Fuel supplier Viva Energy is pitching its plan to build Victoria’s first gas import terminal in Geelong as the cheapest short-term solution to the state’s looming gas crisis because it would avoid the heavy cost of overhauling a major pipeline.
As gas production from BHP and ExxonMobil’s 50-year-old Bass Strait fields rapidly dries up without enough new supplies to replace it, the Australian Energy Market Operator is warning the nation’s southern states are in danger of facing gas shortages in coming years, prompting fears of price rises.
Mining magnate Andrew “Twiggy” Forrest’s Squadron Energy is developing a shipping terminal to begin importing liquefied natural gas (LNG) into Port Kembla in Wollongong to address the shortfall, which authorities say will help alleviate the pressure in Victoria.
However, gas market participants increasingly expect Viva Energy’s proposed terminal at the site of its Geelong oil refinery will also be required amid concerns about a $70 million upgrade to reverse the one-directional pipeline between NSW and Victoria leading to heavy tariffs for Victorian buyers.
Viva chief business development officer Lachlan Pfeiffer said the company was now in talks with the state’s major gas retailers and had growing confidence in future use of the import terminal to move forward with the project.
“Reversing the Eastern Gas Pipeline is a major upgrade, and that cost needs to be recovered from customers through tariffs,” Mr Pfeiffer said.

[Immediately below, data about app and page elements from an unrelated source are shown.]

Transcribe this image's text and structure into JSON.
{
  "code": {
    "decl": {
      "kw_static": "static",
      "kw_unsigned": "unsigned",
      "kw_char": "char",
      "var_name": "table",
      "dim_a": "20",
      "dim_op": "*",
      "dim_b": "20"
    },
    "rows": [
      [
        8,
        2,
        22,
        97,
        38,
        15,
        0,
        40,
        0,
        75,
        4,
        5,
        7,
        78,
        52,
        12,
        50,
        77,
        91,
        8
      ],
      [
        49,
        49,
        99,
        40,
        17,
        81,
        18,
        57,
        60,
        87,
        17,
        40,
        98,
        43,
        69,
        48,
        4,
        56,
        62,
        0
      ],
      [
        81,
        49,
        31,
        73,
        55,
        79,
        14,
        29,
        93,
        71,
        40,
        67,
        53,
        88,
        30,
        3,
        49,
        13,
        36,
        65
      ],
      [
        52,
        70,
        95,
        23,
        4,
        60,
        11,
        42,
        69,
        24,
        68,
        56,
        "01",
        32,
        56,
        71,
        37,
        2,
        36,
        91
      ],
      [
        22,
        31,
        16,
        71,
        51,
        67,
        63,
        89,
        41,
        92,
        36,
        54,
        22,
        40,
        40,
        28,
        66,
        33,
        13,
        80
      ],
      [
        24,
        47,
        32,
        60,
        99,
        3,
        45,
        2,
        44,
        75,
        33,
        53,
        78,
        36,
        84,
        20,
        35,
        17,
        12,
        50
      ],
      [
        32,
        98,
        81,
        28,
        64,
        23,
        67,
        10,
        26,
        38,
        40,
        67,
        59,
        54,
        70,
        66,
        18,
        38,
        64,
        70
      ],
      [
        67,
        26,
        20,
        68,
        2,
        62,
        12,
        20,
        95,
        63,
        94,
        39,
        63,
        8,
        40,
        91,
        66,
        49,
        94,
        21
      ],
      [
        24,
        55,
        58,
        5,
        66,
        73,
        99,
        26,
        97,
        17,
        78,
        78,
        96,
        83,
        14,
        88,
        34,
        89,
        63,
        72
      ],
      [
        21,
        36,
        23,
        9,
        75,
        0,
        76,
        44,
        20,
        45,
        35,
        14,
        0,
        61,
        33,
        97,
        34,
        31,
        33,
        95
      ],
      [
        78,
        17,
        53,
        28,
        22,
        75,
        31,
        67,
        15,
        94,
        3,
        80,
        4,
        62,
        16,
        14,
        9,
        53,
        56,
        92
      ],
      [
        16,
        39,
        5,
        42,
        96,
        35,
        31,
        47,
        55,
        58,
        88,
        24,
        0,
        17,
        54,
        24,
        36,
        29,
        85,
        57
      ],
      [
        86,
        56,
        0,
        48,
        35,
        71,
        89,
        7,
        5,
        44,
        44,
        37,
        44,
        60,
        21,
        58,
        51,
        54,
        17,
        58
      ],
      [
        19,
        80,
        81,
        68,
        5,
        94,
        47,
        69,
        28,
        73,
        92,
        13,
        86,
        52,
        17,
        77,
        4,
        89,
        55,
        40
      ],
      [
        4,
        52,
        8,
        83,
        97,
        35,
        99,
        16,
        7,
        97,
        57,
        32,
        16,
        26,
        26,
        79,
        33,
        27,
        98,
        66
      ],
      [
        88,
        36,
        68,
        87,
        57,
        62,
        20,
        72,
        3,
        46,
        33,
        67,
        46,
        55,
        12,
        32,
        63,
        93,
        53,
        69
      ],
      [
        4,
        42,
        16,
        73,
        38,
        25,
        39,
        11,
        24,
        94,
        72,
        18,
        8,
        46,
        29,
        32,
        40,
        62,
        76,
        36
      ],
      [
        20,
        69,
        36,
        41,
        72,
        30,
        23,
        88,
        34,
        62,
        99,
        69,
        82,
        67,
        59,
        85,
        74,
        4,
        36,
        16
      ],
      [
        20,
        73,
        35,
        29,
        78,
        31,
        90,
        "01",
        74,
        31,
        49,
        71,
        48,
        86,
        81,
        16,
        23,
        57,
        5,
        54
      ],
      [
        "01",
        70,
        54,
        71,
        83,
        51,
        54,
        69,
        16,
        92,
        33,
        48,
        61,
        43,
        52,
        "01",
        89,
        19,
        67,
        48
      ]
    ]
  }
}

“It isn’t necessary, and those costs can be avoided through the development of a local Victorian supply terminal.”
Piping gas from Port Kembla into Victoria could cost an extra $1 a gigajoule, according to an analysis by Graeme Bethune of energy consultancy EnergyQuest, meaning it could be nearly 15 per cent more expensive.
Viva believes Squadron Energy’s Port Kembla project and the Geelong terminal would both be required to fill south-eastern Australia’s impending shortage of gas – a fuel commonly used in cooking, heating, power generation and as a raw material for industrial processes.
But for Victoria, it considers the Geelong refinery the optimal location for LNG imports because of its proximity to industrial and commercial demand centres in western Melbourne, its ability to connect to the state’s transmission system at Lara and the fact its gas would not incur the additional tariffs.
“This will relieve the supply pressure, and provide the cheapest alternative gas supply, with minimal future regret in infrastructure investment,” Mr Pfeiffer said.
While Australia is one of the world’s top shippers of LNG, most is produced in the nation’s north, far away from demand centres in the south, and is sold on long-term contracts to overseas buyers. The danger of gas shortages and price rises unless more supply comes to the market has sparked fears for manufacturing companies that may be unable to cope.
Energy authorities earlier this year pushed back their forecasts of gas shortfalls from 2023 to 2026 on the basis that the Port Kembla LNG terminal proceeded according to schedule.
Conservation groups, including Environment Victoria, say 2026 provides ample time for the state government to develop a strategy focused on reducing gas demand, such as switching appliances from gas to electric and prohibiting new residential gas connections, rather than lifting supply.
Still, shortages could emerge from 2023 if Port Kembla was delayed, or if a demand spike due to a one-in-20-year cold snap led to greater strain on supply, the market operator warned.
Viva is aiming to give financial go-ahead to the project next year and bring new gas supply to the market by 2024.
Squadron, meanwhile, is targeting first gas from Port Kembla as early as 2023.
Last week, the Port Kembla project received a boost as the NSW government awarded “critical” infrastructure status to a gas-hydrogen power plant the company intends to build at the same site.
Credit Suisse analyst Saul Kavonic, however, said the failure of buyers to sign up to LNG supply agreements so far raised questions about the import terminal’s economics.
“It would be hard to turn back now … but clearly the commercial side has not progressed as hoped, with off-takers remaining elusive for the time being, and some of them opting to secure gas more cheaply via pipeline from Queensland,” he said.
“Potential off-takers could push for haircuts on any toll whilst competing projects such as Viva’s may emerge as more competitive.”
Extracted from The Sydney Morning Herald